# [INSTRUCTIONS FOR THE TASK]
Take from the data every line in which the word "Load" is found.

# [THE DATA]
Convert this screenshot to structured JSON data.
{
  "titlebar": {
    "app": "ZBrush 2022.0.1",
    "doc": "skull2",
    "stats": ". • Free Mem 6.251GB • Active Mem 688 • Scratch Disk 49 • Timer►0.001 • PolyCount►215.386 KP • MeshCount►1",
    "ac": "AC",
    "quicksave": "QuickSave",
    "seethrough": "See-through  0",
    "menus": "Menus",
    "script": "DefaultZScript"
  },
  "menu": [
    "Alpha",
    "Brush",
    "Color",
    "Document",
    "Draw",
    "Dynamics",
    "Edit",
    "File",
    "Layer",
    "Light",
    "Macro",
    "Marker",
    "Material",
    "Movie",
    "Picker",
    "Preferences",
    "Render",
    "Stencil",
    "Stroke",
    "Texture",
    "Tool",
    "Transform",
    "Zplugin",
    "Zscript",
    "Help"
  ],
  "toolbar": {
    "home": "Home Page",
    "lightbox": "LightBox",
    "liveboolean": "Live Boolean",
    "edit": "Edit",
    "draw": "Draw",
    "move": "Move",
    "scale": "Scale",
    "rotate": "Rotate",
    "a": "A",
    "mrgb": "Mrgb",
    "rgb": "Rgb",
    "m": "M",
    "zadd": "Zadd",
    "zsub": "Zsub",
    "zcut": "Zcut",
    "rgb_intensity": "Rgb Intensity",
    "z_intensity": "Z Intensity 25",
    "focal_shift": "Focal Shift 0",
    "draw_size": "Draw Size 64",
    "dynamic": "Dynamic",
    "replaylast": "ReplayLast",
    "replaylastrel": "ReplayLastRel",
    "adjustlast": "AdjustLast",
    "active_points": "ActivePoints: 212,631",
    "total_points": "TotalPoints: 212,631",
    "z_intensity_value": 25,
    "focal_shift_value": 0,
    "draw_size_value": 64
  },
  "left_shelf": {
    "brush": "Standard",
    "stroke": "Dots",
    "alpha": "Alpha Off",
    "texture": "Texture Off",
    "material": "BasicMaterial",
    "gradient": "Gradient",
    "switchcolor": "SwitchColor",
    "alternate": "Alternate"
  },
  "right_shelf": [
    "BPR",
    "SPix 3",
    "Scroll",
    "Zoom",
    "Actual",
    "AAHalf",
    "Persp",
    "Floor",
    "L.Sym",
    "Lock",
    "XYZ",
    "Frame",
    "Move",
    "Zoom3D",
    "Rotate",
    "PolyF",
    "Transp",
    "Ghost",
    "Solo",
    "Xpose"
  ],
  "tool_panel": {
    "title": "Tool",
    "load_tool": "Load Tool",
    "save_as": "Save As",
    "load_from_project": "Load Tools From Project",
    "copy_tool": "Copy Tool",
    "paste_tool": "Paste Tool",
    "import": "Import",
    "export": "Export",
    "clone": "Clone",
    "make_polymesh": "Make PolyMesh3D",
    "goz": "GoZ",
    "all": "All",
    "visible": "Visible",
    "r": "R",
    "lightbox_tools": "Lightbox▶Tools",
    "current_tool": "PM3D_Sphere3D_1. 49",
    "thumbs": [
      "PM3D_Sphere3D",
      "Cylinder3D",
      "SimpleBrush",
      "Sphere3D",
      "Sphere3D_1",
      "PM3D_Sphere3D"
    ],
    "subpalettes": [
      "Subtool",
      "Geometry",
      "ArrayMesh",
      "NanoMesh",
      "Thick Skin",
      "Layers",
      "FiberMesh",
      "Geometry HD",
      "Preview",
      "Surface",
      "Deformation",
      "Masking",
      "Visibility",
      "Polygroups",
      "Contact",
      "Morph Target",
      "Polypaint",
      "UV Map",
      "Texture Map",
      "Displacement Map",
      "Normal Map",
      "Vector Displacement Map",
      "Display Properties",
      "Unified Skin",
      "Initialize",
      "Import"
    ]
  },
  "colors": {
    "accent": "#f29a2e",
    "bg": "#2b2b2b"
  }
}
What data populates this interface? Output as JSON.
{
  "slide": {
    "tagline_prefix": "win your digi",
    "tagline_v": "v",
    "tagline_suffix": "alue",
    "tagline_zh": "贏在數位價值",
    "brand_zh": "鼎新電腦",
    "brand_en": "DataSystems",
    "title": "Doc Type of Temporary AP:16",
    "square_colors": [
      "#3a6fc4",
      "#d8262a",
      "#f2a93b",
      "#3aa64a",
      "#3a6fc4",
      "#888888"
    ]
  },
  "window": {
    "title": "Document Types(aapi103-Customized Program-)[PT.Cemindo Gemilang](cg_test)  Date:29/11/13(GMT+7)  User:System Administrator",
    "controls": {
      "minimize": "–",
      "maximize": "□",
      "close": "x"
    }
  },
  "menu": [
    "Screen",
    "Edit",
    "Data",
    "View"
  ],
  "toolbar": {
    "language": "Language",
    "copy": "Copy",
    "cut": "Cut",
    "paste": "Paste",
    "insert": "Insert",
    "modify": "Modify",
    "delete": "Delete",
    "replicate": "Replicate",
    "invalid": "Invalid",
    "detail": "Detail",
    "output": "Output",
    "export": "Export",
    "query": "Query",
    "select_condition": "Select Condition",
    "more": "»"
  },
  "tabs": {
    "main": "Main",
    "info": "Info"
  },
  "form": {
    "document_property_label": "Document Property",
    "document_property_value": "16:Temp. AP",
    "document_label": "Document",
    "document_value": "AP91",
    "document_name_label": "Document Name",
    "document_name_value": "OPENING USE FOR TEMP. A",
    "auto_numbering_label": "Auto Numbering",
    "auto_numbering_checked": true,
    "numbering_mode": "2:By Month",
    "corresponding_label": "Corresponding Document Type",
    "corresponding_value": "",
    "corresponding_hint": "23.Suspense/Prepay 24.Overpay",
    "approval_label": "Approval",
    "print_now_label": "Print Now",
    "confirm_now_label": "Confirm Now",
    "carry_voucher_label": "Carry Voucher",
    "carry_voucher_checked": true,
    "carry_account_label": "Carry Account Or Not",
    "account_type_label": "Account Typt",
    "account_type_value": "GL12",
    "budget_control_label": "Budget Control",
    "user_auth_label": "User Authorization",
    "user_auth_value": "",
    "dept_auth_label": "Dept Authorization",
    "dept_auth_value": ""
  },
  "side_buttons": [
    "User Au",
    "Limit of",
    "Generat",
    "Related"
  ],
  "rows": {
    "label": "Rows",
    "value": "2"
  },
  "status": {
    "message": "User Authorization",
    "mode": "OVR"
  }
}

# [ANSWER BOX]
    "load_tool": "Load Tool",
    "load_from_project": "Load Tools From Project",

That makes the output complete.